My post last week reminded me of this incident that happened 4 years ago.
There is a reason I can hardly bear to look at this photo:
I wrote the text below in February of 2006, and a version of it was published in the newspaper that I worked for at the time. Four years later, and I still can’t read it without tearing up, thinking about the families that went through this tragedy.
A day at the newspaper
When you design newspaper pages for a living, you tend to become really attached to the stories that grace your pages. I have been a newspaper designer for 5 years. During that time, the news has become so much of a part of me. You can mention a story that happened years ago, and I could tell you a) if I was working the day the story broke and b) if I did the page on which the story appeared.
If a breaking news story happens and I’m not at work, I feel cheated. I’m missing out on being a small part of history, of putting together a visual story so that people in Rock Hill, S.C., can know the news and see the emotion involved.
I become especially attached to stories of tragedy — and stories of miracles, for that matter. Tuesday night, I was designing The Herald’s front page for Wednesday editions. My centerpiece story (the one that goes with the biggest piece of art for the page) was about the coal miners that were trapped in West Virginia. As the night went on, it didn’t look good. At one point, they found one of the miners’ bodies. I carefully chose a photo of a woman sobbing into the arms of another miner’s family member. I found it very appropriate to convey how these families must feel. The photo was emotional and telling.
Our deadline is midnight. We send our pages about 20 minutes before deadline or earlier, because it takes a while to be printed and made into plates for the press.
After sending the pages, The Associated Press moved an advisory with wonderful news — 12 of the miners were alive! It was a miracle. I thought to myself, “This is why my job is important.” I get to be the one to share this wonderful news with all of our readers.
After that it was a hustle to make what is called a “roll change.” The press has 3 large rolls of paper that make up our newspaper run. At the time they change the paper roll, they can also change any plates that are needed — which is where I come in. If I can remake the page in time for the first roll change, 2/3 of our readers will have the most up-to-date news. All the papers are printed by 3:30 a.m.
At 12:45, the AP moved a story saying all the family members and the governor had confirmed they were told the miners were alive.
Along with that story, they moved a very emotional photo of two female family members rejoicing that their loved ones had made it through. I found the first photo I had chosen to be inappropriate for the story at this point, and this second shot [the one shown at top] really captured the moment. I changed the photo, changed the headline: ‘They’re alive!’ and changed the story.
Another page designer, Jason, stayed around to help me choose the photo and proof the page.
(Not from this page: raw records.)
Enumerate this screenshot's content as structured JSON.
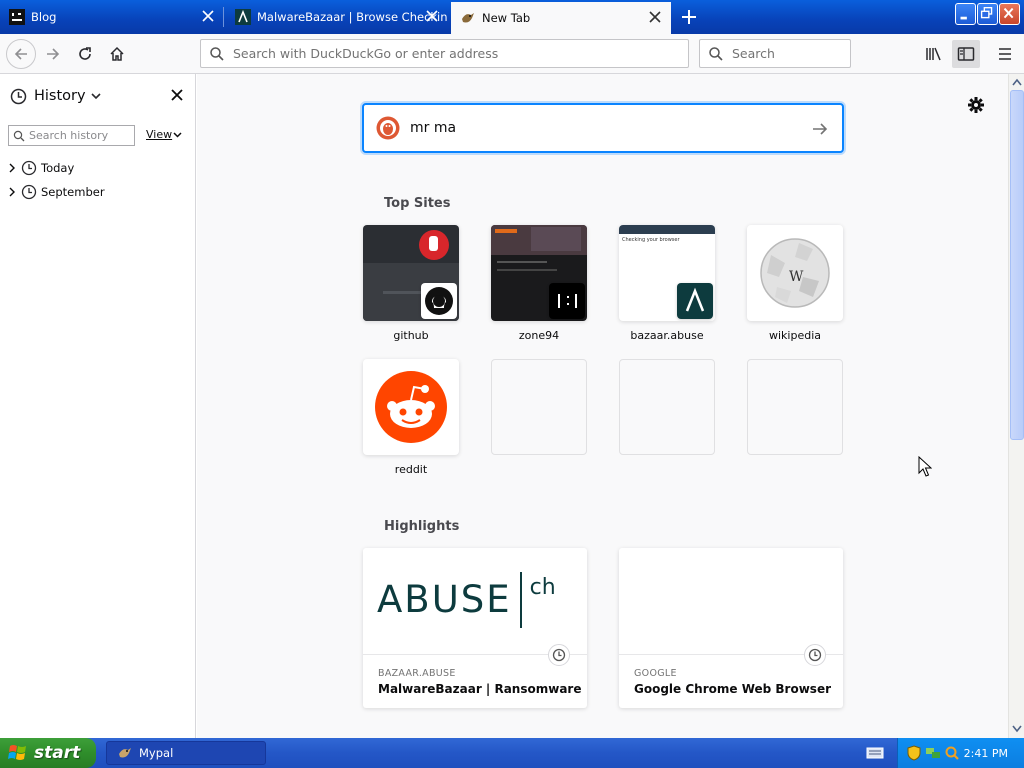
{
  "window": {
    "tabs": [
      {
        "label": "Blog",
        "active": false
      },
      {
        "label": "MalwareBazaar | Browse Checking",
        "active": false
      },
      {
        "label": "New Tab",
        "active": true
      }
    ]
  },
  "toolbar": {
    "url_placeholder": "Search with DuckDuckGo or enter address",
    "search_placeholder": "Search"
  },
  "sidebar": {
    "title": "History",
    "search_placeholder": "Search history",
    "view_label": "View",
    "groups": [
      {
        "label": "Today"
      },
      {
        "label": "September"
      }
    ]
  },
  "newtab": {
    "search_value": "mr ma",
    "top_sites_title": "Top Sites",
    "top_sites": [
      {
        "label": "github"
      },
      {
        "label": "zone94"
      },
      {
        "label": "bazaar.abuse"
      },
      {
        "label": "wikipedia"
      },
      {
        "label": "reddit"
      },
      {
        "label": ""
      },
      {
        "label": ""
      },
      {
        "label": ""
      }
    ],
    "bazaar_thumb_text": "Checking your browser",
    "highlights_title": "Highlights",
    "highlights": [
      {
        "source": "BAZAAR.ABUSE",
        "title": "MalwareBazaar | Ransomware",
        "logo_main": "ABUSE",
        "logo_sub": "ch"
      },
      {
        "source": "GOOGLE",
        "title": "Google Chrome Web Browser"
      }
    ]
  },
  "taskbar": {
    "start_label": "start",
    "task_label": "Mypal",
    "clock": "2:41 PM"
  },
  "colors": {
    "accent": "#0a84ff",
    "titlebar": "#0842b8",
    "taskbar": "#2457c7",
    "start_green": "#2f8e2b",
    "reddit": "#ff4500"
  }
}
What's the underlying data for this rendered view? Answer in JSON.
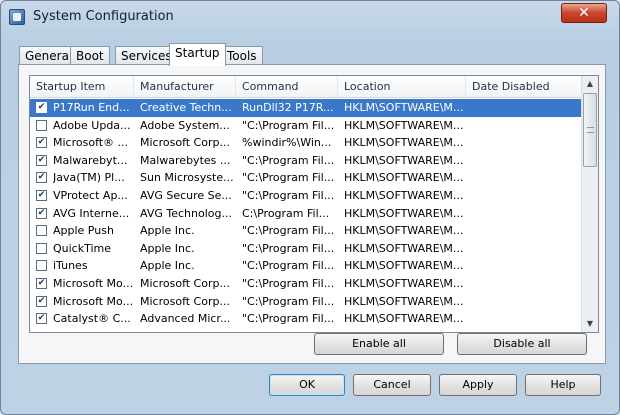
{
  "window": {
    "title": "System Configuration",
    "close_glyph": "✕"
  },
  "tabs": [
    "General",
    "Boot",
    "Services",
    "Startup",
    "Tools"
  ],
  "active_tab": "Startup",
  "columns": [
    "Startup Item",
    "Manufacturer",
    "Command",
    "Location",
    "Date Disabled"
  ],
  "rows": [
    {
      "checked": true,
      "item": "P17Run End...",
      "manufacturer": "Creative Techn...",
      "command": "RunDll32 P17R...",
      "location": "HKLM\\SOFTWARE\\M...",
      "date_disabled": "",
      "selected": true
    },
    {
      "checked": false,
      "item": "Adobe Upda...",
      "manufacturer": "Adobe System...",
      "command": "\"C:\\Program Fil...",
      "location": "HKLM\\SOFTWARE\\M...",
      "date_disabled": ""
    },
    {
      "checked": true,
      "item": "Microsoft® ...",
      "manufacturer": "Microsoft Corp...",
      "command": "%windir%\\Win...",
      "location": "HKLM\\SOFTWARE\\M...",
      "date_disabled": ""
    },
    {
      "checked": true,
      "item": "Malwarebyt...",
      "manufacturer": "Malwarebytes ...",
      "command": "\"C:\\Program Fil...",
      "location": "HKLM\\SOFTWARE\\M...",
      "date_disabled": ""
    },
    {
      "checked": true,
      "item": "Java(TM) Pl...",
      "manufacturer": "Sun Microsyste...",
      "command": "\"C:\\Program Fil...",
      "location": "HKLM\\SOFTWARE\\M...",
      "date_disabled": ""
    },
    {
      "checked": true,
      "item": "VProtect Ap...",
      "manufacturer": "AVG Secure Se...",
      "command": "\"C:\\Program Fil...",
      "location": "HKLM\\SOFTWARE\\M...",
      "date_disabled": ""
    },
    {
      "checked": true,
      "item": "AVG Interne...",
      "manufacturer": "AVG Technolog...",
      "command": "C:\\Program Fil...",
      "location": "HKLM\\SOFTWARE\\M...",
      "date_disabled": ""
    },
    {
      "checked": false,
      "item": "Apple Push",
      "manufacturer": "Apple Inc.",
      "command": "\"C:\\Program Fil...",
      "location": "HKLM\\SOFTWARE\\M...",
      "date_disabled": ""
    },
    {
      "checked": false,
      "item": "QuickTime",
      "manufacturer": "Apple Inc.",
      "command": "\"C:\\Program Fil...",
      "location": "HKLM\\SOFTWARE\\M...",
      "date_disabled": ""
    },
    {
      "checked": false,
      "item": "iTunes",
      "manufacturer": "Apple Inc.",
      "command": "\"C:\\Program Fil...",
      "location": "HKLM\\SOFTWARE\\M...",
      "date_disabled": ""
    },
    {
      "checked": true,
      "item": "Microsoft Mo...",
      "manufacturer": "Microsoft Corp...",
      "command": "\"C:\\Program Fil...",
      "location": "HKLM\\SOFTWARE\\M...",
      "date_disabled": ""
    },
    {
      "checked": true,
      "item": "Microsoft Mo...",
      "manufacturer": "Microsoft Corp...",
      "command": "\"C:\\Program Fil...",
      "location": "HKLM\\SOFTWARE\\M...",
      "date_disabled": ""
    },
    {
      "checked": true,
      "item": "Catalyst® C...",
      "manufacturer": "Advanced Micr...",
      "command": "\"C:\\Program Fil...",
      "location": "HKLM\\SOFTWARE\\M...",
      "date_disabled": ""
    }
  ],
  "panel_buttons": {
    "enable_all": "Enable all",
    "disable_all": "Disable all"
  },
  "footer_buttons": {
    "ok": "OK",
    "cancel": "Cancel",
    "apply": "Apply",
    "help": "Help"
  },
  "icons": {
    "check": "✔",
    "scroll_up": "▲",
    "scroll_down": "▼"
  },
  "colors": {
    "selection": "#3a79c9",
    "close_button": "#c9452b"
  }
}
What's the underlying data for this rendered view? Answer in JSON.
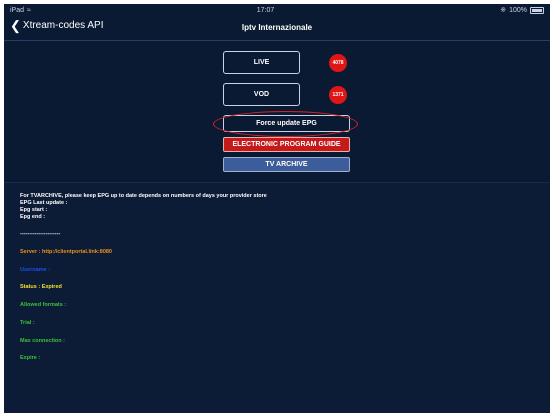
{
  "statusbar": {
    "device": "iPad",
    "time": "17:07",
    "battery": "100%"
  },
  "navbar": {
    "back_label": "Xtream-codes API",
    "title": "Iptv Internazionale"
  },
  "menu": {
    "live_label": "LIVE",
    "live_count": "4078",
    "vod_label": "VOD",
    "vod_count": "1371",
    "force_update_label": "Force update EPG",
    "epg_label": "ELECTRONIC PROGRAM GUIDE",
    "tv_archive_label": "TV ARCHIVE"
  },
  "info": {
    "archive_note": "For TVARCHIVE, please keep EPG up to date depends on numbers of days your provider store",
    "epg_last_update": "EPG Last update  :",
    "epg_start": "Epg start :",
    "epg_end": "Epg end :",
    "separator": "----------------------",
    "server": "Server  : http://clientportal.link:8080",
    "username": "Username  :",
    "status": "Status  : Expired",
    "allowed_formats": "Allowed formats  :",
    "trial": "Trial  :",
    "max_connection": "Max connection  :",
    "expire": "Expire  :"
  },
  "colors": {
    "background": "#0b1a33",
    "live_badge": "#e01515",
    "epg_button": "#c41a1a",
    "archive_button": "#3d5c9a",
    "server_text": "#e89218",
    "username_text": "#1a4fe8",
    "status_text": "#f2e12a",
    "detail_text": "#39c43a"
  }
}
I chatted with Althea in composing and Clarence in the pressroom about how great it was that we were able to get the story in. We wondered how many other newspapers were able to get it in. I left work at 3 a.m. (about 2 hours after I normally leave) feeling really great about the story. The world does have miracles!
I got home at 3:45 and grabbed the competition out of my paperbox. “Hmm, The Observer got the story in too,” I thought as I read their headline: “Miners’ families cry: They’re alive.” Then I stumbled into bed. Little did I know at 3:03, AP had moved another advisory stating that the information was incorrect, that in fact, 12 of the miners were actually dead, and only one was alive.
At 10 a.m., Jeff called me on his way to work and left me a message that he’d heard on NPR that the report about the miners being alive was false. When I got the message, my first thought was “those poor families.” I thought of the two women celebrating in the photo, and my eyes teared up thinking about how tragically their story had changed. My second thought was “how did I miss this?” I worried that somehow the advisory had moved when I was still at work, and somehow I had not seen it.
After a quick glance online and on TV, I saw that we’d all missed it. Most of the newspapers had the incorrect information. It seems like most of the East Coast papers had it wrong, and most of the West Coast papers got it right. This makes sense as the 3 a.m. advisory would have been midnight their time — right at deadline.
My editor in chief, Terry Plumb, wrote a blog on the issue. Check it out at [link has been removed by my former employer.]
My first thought today is for those poor families who had false hope. What we designers do at the newspaper is an art — we have a story that we must visually make into something that conveys the tone of that story. We do that by choosing art, writing headlines that we hope compel the reader to read that story. In doing this, sometimes, in our minds, we become a part of that story. What happened to these miners and their families will be something that I will always feel a small part of. The fact that we were wrong — that the families heard wrong — is so sad.
I share all this with you because it’s been one of the most interesting situations I’ve encountered since I have begun working at The Herald. It’s an example of what can happen when you have a constantly updating story, a deadline and people who want to believe in a miracle. The country is full of people who are looking to blame ‘the liberal media’ for anything and everything. I’m not looking to defend what happened or the media as a whole, but I do want to say that the media is made up of individuals who work hard to bring these wonderful and tragic stories to you, and although I can speak only for myself and my coworkers, there is no political agenda attached to these individuals. We’re in this business because we want to share the stories that make up the world we all live in. I wanted to share this story with you so that you have a little piece of what goes on in our world at the newspaper.